I believe that female death in opera(s), reflects the male--and female--perception that no woman's life is complete without a man...bachelors are celebrated, spinsters lamented.

Boom said...

I think it is premature to include Saariaho's opera in the standard repertoire. But if we grant it a place on the fringes of SR, it will join a number of other (older) operas in which only men die:

1. In von Schilling's MONA LISA, Mona's love Guido is murdered. But instead of following him to the afterlife, she kills his murderer (her husband).

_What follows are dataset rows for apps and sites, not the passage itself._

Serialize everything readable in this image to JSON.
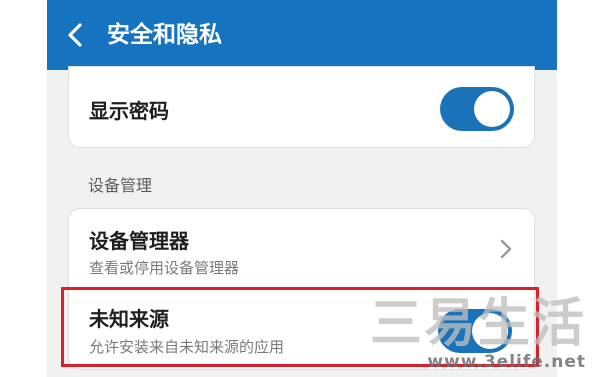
{
  "header": {
    "title": "安全和隐私"
  },
  "show_password": {
    "label": "显示密码",
    "enabled": true
  },
  "section": {
    "label": "设备管理"
  },
  "device_admin": {
    "title": "设备管理器",
    "subtitle": "查看或停用设备管理器"
  },
  "unknown_sources": {
    "title": "未知来源",
    "subtitle": "允许安装来自未知来源的应用",
    "enabled": true
  },
  "watermark": {
    "text": "三易生活",
    "url": "www.3elife.net"
  },
  "colors": {
    "header": "#1573c0",
    "toggle_on": "#1a73b8",
    "highlight": "#d9212a"
  }
}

2. In Zemlinsky's DER ZWERG only the male principal dies (although, being a deformed dwarf, his is not exactly the kind of man I am expected to identify with.). In FLORENTINE TRAGEDY Zemlinsky kills only the tenor (one of the only three characters). In his DER KOENIG KANDAULES, Zemlinsky kills only the tenor too (but the man is a pervert, and thus runs afoul of "no evil deeds" qualification).

3. Then there is Leukkipos who is murdered in Strauss' DAPHNE (but Daphne undergoes "transformation" into a tree - which is the happy mode of existence she yearned for anyway).

4. Last, but not least, there is Busoni's DOKTOR FAUST, in which the principal drops dead at the end. (But he does not meet my "no evil deeds" qualification.)

And, of course, the very "standard repertoire" Don Giovanni's death was amply motivated by "evil deeds".

Finally, if I remember correctly, Nekrotzar does not strictly speaking dies. He sort of shrinks until he disappears completely. (And, anyway, his is not a "no evil deeds" character.)

Rootie said...

It's so much more fulfilling when everybody dies at the end, whether simultaneously or in sequence, regardless of order (Tosca, Amore di tre Re (you know that once off stage, old man Archibaldo is going to keel over from grief and heart stress from having to carry his daughter-in-laws body around at the end of act 2).

Boom said...


Thank you for the heads-up on "L'amore dei tre re".

Not only have I not heard this opera, I did not even know anything about it. The synopsis promises such a high body count that I simply will have to listen to this piece (assuming it has been recorded).

geofflebowski said...

This is a very interesting article. I've never thought about opera scenarios in this way.You've convinced me. Thanks

David said...

Not that I've spent even as much as one whisky thinking about it, but I'd always assumed composers (at least in the 19th century) had had to get used to the idea that their star tenor was either (i) unable to sing a convincing dath scene or (ii) unwilling to do so - and that he probably carried more weight than the leading lady, if only because he could argue & shout more aggressively while the ladies would have to behave in lady-like fashion (whatever that is)... As evidence for (i) I adduce a perfromance of Don Carlo I saw in madrid, where the rather rotund tenor (though only moaning about dying of love) rolled about very unconvincingly before his lady-love in a moment that ought to have provoked a lot more than the stifled laughter it generated.

I offer for inspection: Monteverdi's Poppaea (the baddies win & only the philosopher dies) - a precedent rarely pursued since; and Eugene Onegin (where the tenor dies halfway through but everyone else survives (generally unhappily of course). I'm not sure they illuminate anything, but ...

Good to have you back!! Thought-provoking as ever!

welker said...

In Benjamin Britten's operas all the victims are men (or a boy) apart from Lucretia - well, he couldn't change history, could he? This seems also to be an exception that proves the rule, as Bengy was not a hetero man, unlike nearly all the other composers mentioned. Ethel Smyth left her pair of traitorous lovers to face the incoming tide in their chains at the end of The Wreckers, a very even-handed approach:"ecstatically the lovers face death in each other's arms." Bravo!

Jim said...

As I read Boom's post I realized the topic is mighty close to one explored several years ago on a web discussion group "Change one letter to create a new opera". That was highly amusing, this one thought provoking but not without its jovial aspects.

RonanM said...

I howled with laughter about operatic death from testicular cancer. Thank you!

And don't forget Prokoffiev's Maddalena, in which the scheming sociopathic heroine gets her lover and her jealous husband to kill each other.